Exercise description |
The records below must be copied out completely and exactly.

☆ ☆ ☆ ☆ ☆

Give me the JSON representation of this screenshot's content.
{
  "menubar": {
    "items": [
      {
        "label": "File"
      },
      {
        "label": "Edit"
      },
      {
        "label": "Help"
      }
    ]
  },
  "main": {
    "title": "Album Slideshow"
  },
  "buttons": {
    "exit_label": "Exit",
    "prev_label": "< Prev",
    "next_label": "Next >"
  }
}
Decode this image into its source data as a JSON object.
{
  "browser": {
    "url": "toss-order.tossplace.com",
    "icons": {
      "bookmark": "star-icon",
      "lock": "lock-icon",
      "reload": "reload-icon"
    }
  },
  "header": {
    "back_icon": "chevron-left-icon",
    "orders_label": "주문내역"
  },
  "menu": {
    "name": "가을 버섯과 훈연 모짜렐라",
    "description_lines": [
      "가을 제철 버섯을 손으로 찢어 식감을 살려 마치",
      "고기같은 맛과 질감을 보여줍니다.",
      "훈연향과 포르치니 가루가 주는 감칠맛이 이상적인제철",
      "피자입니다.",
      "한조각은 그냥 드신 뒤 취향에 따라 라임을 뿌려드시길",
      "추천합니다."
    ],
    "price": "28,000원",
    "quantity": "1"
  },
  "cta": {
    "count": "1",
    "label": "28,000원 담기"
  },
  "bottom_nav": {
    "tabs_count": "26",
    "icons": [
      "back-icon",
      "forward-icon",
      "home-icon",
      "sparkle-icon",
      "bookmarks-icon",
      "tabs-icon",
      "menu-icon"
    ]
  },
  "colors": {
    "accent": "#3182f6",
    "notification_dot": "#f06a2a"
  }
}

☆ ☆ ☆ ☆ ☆

The answer |
Give me the JSON representation of this screenshot's content.
{
  "menubar": {
    "items": [
      {
        "label": "File"
      },
      {
        "label": "Edit"
      },
      {
        "label": "Help"
      }
    ]
  },
  "main": {
    "title": "Album Slideshow"
  },
  "buttons": {
    "exit_label": "Exit",
    "prev_label": "< Prev",
    "next_label": "Next >"
  }
}
Decode this image into its source data as a JSON object.
{
  "browser": {
    "url": "toss-order.tossplace.com",
    "icons": {
      "bookmark": "star-icon",
      "lock": "lock-icon",
      "reload": "reload-icon"
    }
  },
  "header": {
    "back_icon": "chevron-left-icon",
    "orders_label": "주문내역"
  },
  "menu": {
    "name": "가을 버섯과 훈연 모짜렐라",
    "description_lines": [
      "가을 제철 버섯을 손으로 찢어 식감을 살려 마치",
      "고기같은 맛과 질감을 보여줍니다.",
      "훈연향과 포르치니 가루가 주는 감칠맛이 이상적인제철",
      "피자입니다.",
      "한조각은 그냥 드신 뒤 취향에 따라 라임을 뿌려드시길",
      "추천합니다."
    ],
    "price": "28,000원",
    "quantity": "1"
  },
  "cta": {
    "count": "1",
    "label": "28,000원 담기"
  },
  "bottom_nav": {
    "tabs_count": "26",
    "icons": [
      "back-icon",
      "forward-icon",
      "home-icon",
      "sparkle-icon",
      "bookmarks-icon",
      "tabs-icon",
      "menu-icon"
    ]
  },
  "colors": {
    "accent": "#3182f6",
    "notification_dot": "#f06a2a"
  }
}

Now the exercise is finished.